So, the method is a little more refined than the initial process of Champagnes accidentally going through a second fermentation following cold winters!

Six SPIEGELAU Definition Champagne glasses of which two are filled with sparkling wine are standing on a table.<br/>

Characteristics of Champagne

Once all that is done, we have our Champagne ready for consumption. But how does it smell, feel, and taste? Champagne boasts a remarkable range of flavors and aromas that make it a captivating drink. Common characteristics include:

  • High acidity: This is a trademark of Champagne and other sparkling wine variations and is vital for giving freshness and balance to the wine.
  • Fruity aromas: Common aromas displayed by Champagnes include citrus, green apple, and pear. That said, depending on the grape varieties used and the aging process, Champagne can exhibit an array of other aromas, including brioche, toast, and floral notes. Generally, the older the Champagne, the more rich, toasted flavors you'll likely encounter.
  • Flavors: The palate of Champagne often features flavors like green apple, lemon zest, white peach, and hints of minerals. With age, these flavors can evolve into richer, nuttier notes.
  • Texture: Champagne's texture can range from light and crisp to creamy and luxurious, making it suitable for a variety of occasions and pairings.

With such a range of characteristics, enjoying Champagne from a glass that appropriately communicates these qualities to your nose and palate is crucial. You can learn all about how we specially craft our Spiegelau Champagne flutes and Champagne glasses to elevate your Champagne sipping experience by checking out our blog on the science of Champagne glasses.

Four SPIEGELAU Style Champagne flutes on a wooden table. One glass is filled with sparkling wine.<br/>

Pairing Champagne with Food

Like any wine, you can elevate your Champagne experience by pairing it with foods that complement its qualities. Its versatility, acidity, and effervescence make it an excellent companion for a wide range of dishes. Here are some pairing suggestions:

  • Oysters: The briny freshness of oysters harmonizes beautifully with the crisp acidity of Champagne. If oysters aren't to your liking, several other types of shellfish are also worth pairing with your Champagne.
  • Sushi and Sashimi: The delicate flavors of raw fish are enhanced by Champagne's clean and refreshing profile, with neither party overwhelming the other.
  • Creamy Dishes: Creamy pasta, risottos, and sauces benefit from Champagne's effervescence, which cuts through the richness of these meals to keep your palate refreshed and lifted.
  • Cheese: Champagne pairs well with numerous cheeses, from soft, creamy Brie to aged, nutty Gruyère.
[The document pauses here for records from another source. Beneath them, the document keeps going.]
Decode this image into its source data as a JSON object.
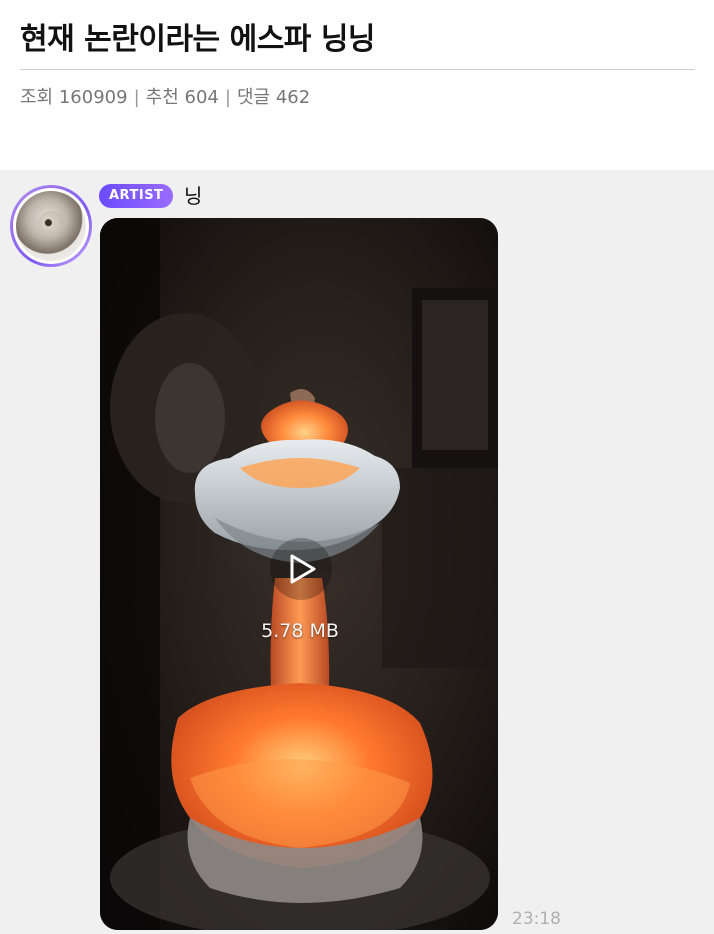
{
  "post": {
    "title": "현재 논란이라는 에스파 닝닝",
    "views_label": "조회",
    "views": "160909",
    "likes_label": "추천",
    "likes": "604",
    "comments_label": "댓글",
    "comments": "462"
  },
  "message": {
    "badge": "ARTIST",
    "sender": "닝",
    "file_size": "5.78 MB",
    "time": "23:18"
  },
  "colors": {
    "badge_gradient_start": "#6a4cff",
    "badge_gradient_end": "#9a6bff",
    "chat_background": "#f0f0f0"
  },
  "icons": {
    "play": "play-icon"
  }
}
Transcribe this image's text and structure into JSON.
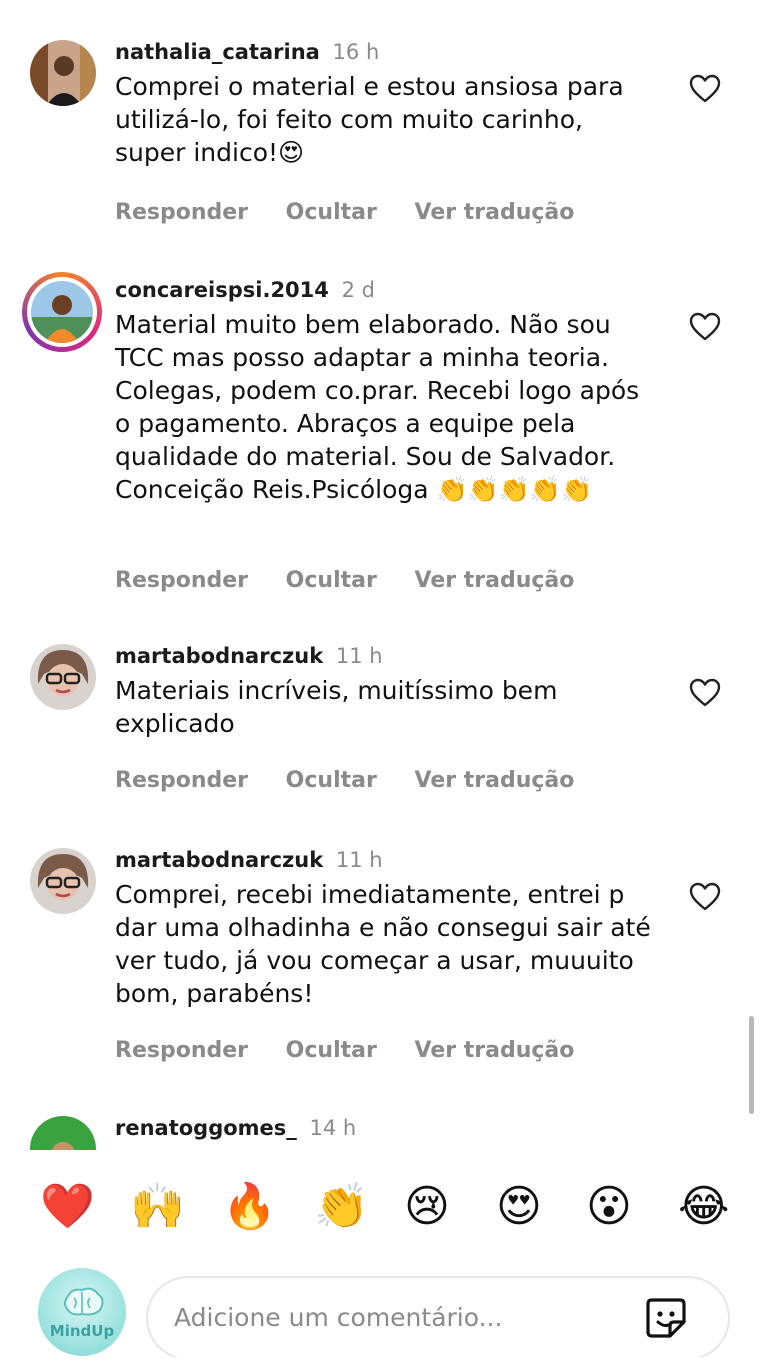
{
  "comments": [
    {
      "username": "nathalia_catarina",
      "time": "16 h",
      "text": "Comprei o material e estou ansiosa para utilizá-lo, foi feito com muito carinho, super indico!😍",
      "actions": [
        "Responder",
        "Ocultar",
        "Ver tradução"
      ]
    },
    {
      "username": "concareispsi.2014",
      "time": "2 d",
      "text": "Material muito bem elaborado. Não sou TCC mas posso adaptar a minha teoria. Colegas, podem co.prar. Recebi  logo após o pagamento. Abraços a equipe pela qualidade do material. Sou de Salvador. Conceição Reis.Psicóloga 👏👏👏👏👏",
      "actions": [
        "Responder",
        "Ocultar",
        "Ver tradução"
      ]
    },
    {
      "username": "martabodnarczuk",
      "time": "11 h",
      "text": "Materiais incríveis, muitíssimo bem explicado",
      "actions": [
        "Responder",
        "Ocultar",
        "Ver tradução"
      ]
    },
    {
      "username": "martabodnarczuk",
      "time": "11 h",
      "text": "Comprei, recebi imediatamente, entrei p dar uma olhadinha e não consegui sair até ver tudo, já vou começar a usar, muuuito bom, parabéns!",
      "actions": [
        "Responder",
        "Ocultar",
        "Ver tradução"
      ]
    },
    {
      "username": "renatoggomes_",
      "time": "14 h",
      "text": "",
      "actions": []
    }
  ],
  "reactions": [
    "❤️",
    "🙌",
    "🔥",
    "👏",
    "😢",
    "😍",
    "😮",
    "😂"
  ],
  "composer": {
    "placeholder": "Adicione um comentário...",
    "avatar_brand": "MindUp"
  },
  "colors": {
    "muted_text": "#8a8a8a",
    "story_ring": [
      "#f58529",
      "#dd2a7b",
      "#8134af"
    ],
    "brand_teal": "#7dd3cf"
  },
  "icons": [
    "heart-outline-icon",
    "sticker-icon"
  ]
}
When selecting your cheese, we recommend sticking to milder options, as rich cheeses such as stilton can overwhelm the delicate flavors of your Champagne.
  • Desserts: Champagne can be enjoyed with desserts, particularly those that aren't overly sweet. For a balanced dessert and wine pairing, try it with fruit tarts, shortcakes, or light custards.

Champagne is a wine of celebration, history, and elegance. With a journey that saw it go from its accidental beginnings in the Champagne region of France to its status as a global symbol of luxury and celebration, Champagne has woven itself into the fabric of our most memorable moments. Its unique production method, bright characteristics, and versatility in pairing with food make it a truly exceptional beverage worthy of enjoyment by anyone from the Champagne connoisseur to the casual wine drinker. Santé!


Champagne Glasses